Given data START

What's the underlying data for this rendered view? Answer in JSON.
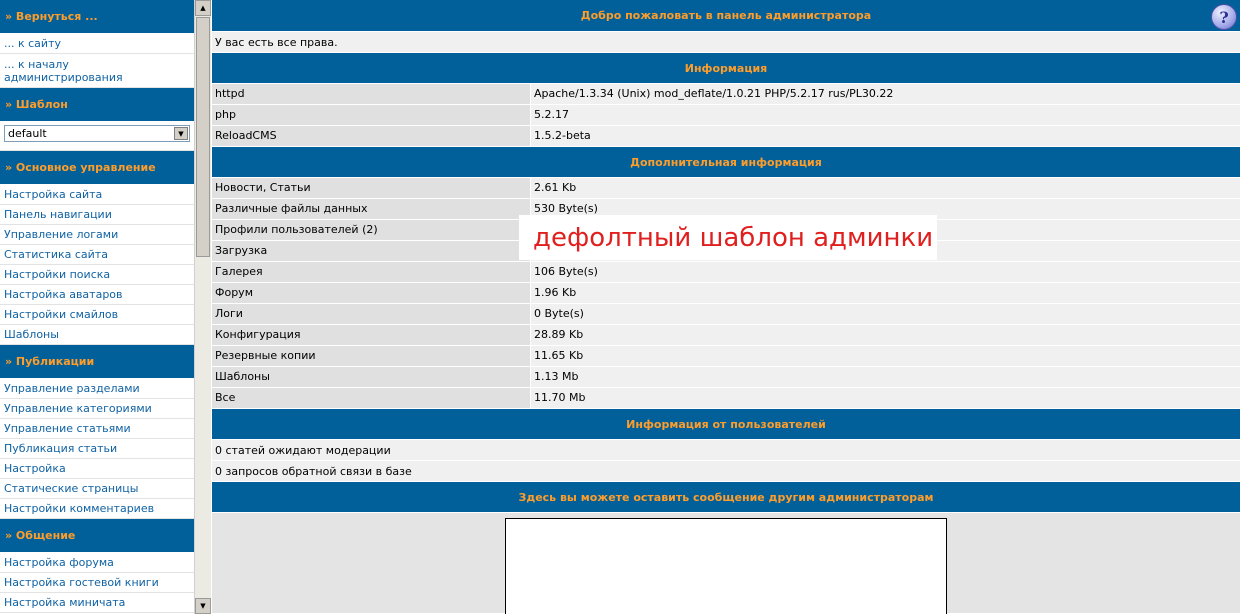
{
  "sidebar": {
    "back": {
      "heading": "» Вернуться ...",
      "items": [
        "... к сайту",
        "... к началу администрирования"
      ]
    },
    "template": {
      "heading": "» Шаблон",
      "selected": "default"
    },
    "main_control": {
      "heading": "» Основное управление",
      "items": [
        "Настройка сайта",
        "Панель навигации",
        "Управление логами",
        "Статистика сайта",
        "Настройки поиска",
        "Настройка аватаров",
        "Настройки смайлов",
        "Шаблоны"
      ]
    },
    "publications": {
      "heading": "» Публикации",
      "items": [
        "Управление разделами",
        "Управление категориями",
        "Управление статьями",
        "Публикация статьи",
        "Настройка",
        "Статические страницы",
        "Настройки комментариев"
      ]
    },
    "communication": {
      "heading": "» Общение",
      "items": [
        "Настройка форума",
        "Настройка гостевой книги",
        "Настройка миничата"
      ]
    }
  },
  "main": {
    "welcome_heading": "Добро пожаловать в панель администратора",
    "rights_text": "У вас есть все права.",
    "info": {
      "heading": "Информация",
      "rows": [
        {
          "key": "httpd",
          "value": "Apache/1.3.34 (Unix) mod_deflate/1.0.21 PHP/5.2.17 rus/PL30.22"
        },
        {
          "key": "php",
          "value": "5.2.17"
        },
        {
          "key": "ReloadCMS",
          "value": "1.5.2-beta"
        }
      ]
    },
    "extra": {
      "heading": "Дополнительная информация",
      "rows": [
        {
          "key": "Новости, Статьи",
          "value": "2.61 Kb"
        },
        {
          "key": "Различные файлы данных",
          "value": "530 Byte(s)"
        },
        {
          "key": "Профили пользователей (2)",
          "value": ""
        },
        {
          "key": "Загрузка",
          "value": ""
        },
        {
          "key": "Галерея",
          "value": "106 Byte(s)"
        },
        {
          "key": "Форум",
          "value": "1.96 Kb"
        },
        {
          "key": "Логи",
          "value": "0 Byte(s)"
        },
        {
          "key": "Конфигурация",
          "value": "28.89 Kb"
        },
        {
          "key": "Резервные копии",
          "value": "11.65 Kb"
        },
        {
          "key": "Шаблоны",
          "value": "1.13 Mb"
        },
        {
          "key": "Все",
          "value": "11.70 Mb"
        }
      ]
    },
    "user_info": {
      "heading": "Информация от пользователей",
      "lines": [
        "0 статей ожидают модерации",
        "0 запросов обратной связи в базе"
      ]
    },
    "message": {
      "heading": "Здесь вы можете оставить сообщение другим администраторам",
      "text": ""
    }
  },
  "annotation": "дефолтный шаблон админки",
  "icons": {
    "help": "help-question-icon",
    "scroll_up": "scroll-up-arrow-icon",
    "scroll_down": "scroll-down-arrow-icon",
    "select_arrow": "dropdown-arrow-icon"
  },
  "colors": {
    "header_bg": "#01609a",
    "header_text": "#ff9d2a",
    "link": "#1062a3",
    "annotation": "#e0201f"
  }
}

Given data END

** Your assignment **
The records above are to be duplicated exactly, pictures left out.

** Output of the task **
What's the underlying data for this rendered view? Answer in JSON.
{
  "sidebar": {
    "back": {
      "heading": "» Вернуться ...",
      "items": [
        "... к сайту",
        "... к началу администрирования"
      ]
    },
    "template": {
      "heading": "» Шаблон",
      "selected": "default"
    },
    "main_control": {
      "heading": "» Основное управление",
      "items": [
        "Настройка сайта",
        "Панель навигации",
        "Управление логами",
        "Статистика сайта",
        "Настройки поиска",
        "Настройка аватаров",
        "Настройки смайлов",
        "Шаблоны"
      ]
    },
    "publications": {
      "heading": "» Публикации",
      "items": [
        "Управление разделами",
        "Управление категориями",
        "Управление статьями",
        "Публикация статьи",
        "Настройка",
        "Статические страницы",
        "Настройки комментариев"
      ]
    },
    "communication": {
      "heading": "» Общение",
      "items": [
        "Настройка форума",
        "Настройка гостевой книги",
        "Настройка миничата"
      ]
    }
  },
  "main": {
    "welcome_heading": "Добро пожаловать в панель администратора",
    "rights_text": "У вас есть все права.",
    "info": {
      "heading": "Информация",
      "rows": [
        {
          "key": "httpd",
          "value": "Apache/1.3.34 (Unix) mod_deflate/1.0.21 PHP/5.2.17 rus/PL30.22"
        },
        {
          "key": "php",
          "value": "5.2.17"
        },
        {
          "key": "ReloadCMS",
          "value": "1.5.2-beta"
        }
      ]
    },
    "extra": {
      "heading": "Дополнительная информация",
      "rows": [
        {
          "key": "Новости, Статьи",
          "value": "2.61 Kb"
        },
        {
          "key": "Различные файлы данных",
          "value": "530 Byte(s)"
        },
        {
          "key": "Профили пользователей (2)",
          "value": ""
        },
        {
          "key": "Загрузка",
          "value": ""
        },
        {
          "key": "Галерея",
          "value": "106 Byte(s)"
        },
        {
          "key": "Форум",
          "value": "1.96 Kb"
        },
        {
          "key": "Логи",
          "value": "0 Byte(s)"
        },
        {
          "key": "Конфигурация",
          "value": "28.89 Kb"
        },
        {
          "key": "Резервные копии",
          "value": "11.65 Kb"
        },
        {
          "key": "Шаблоны",
          "value": "1.13 Mb"
        },
        {
          "key": "Все",
          "value": "11.70 Mb"
        }
      ]
    },
    "user_info": {
      "heading": "Информация от пользователей",
      "lines": [
        "0 статей ожидают модерации",
        "0 запросов обратной связи в базе"
      ]
    },
    "message": {
      "heading": "Здесь вы можете оставить сообщение другим администраторам",
      "text": ""
    }
  },
  "annotation": "дефолтный шаблон админки",
  "icons": {
    "help": "help-question-icon",
    "scroll_up": "scroll-up-arrow-icon",
    "scroll_down": "scroll-down-arrow-icon",
    "select_arrow": "dropdown-arrow-icon"
  },
  "colors": {
    "header_bg": "#01609a",
    "header_text": "#ff9d2a",
    "link": "#1062a3",
    "annotation": "#e0201f"
  }
}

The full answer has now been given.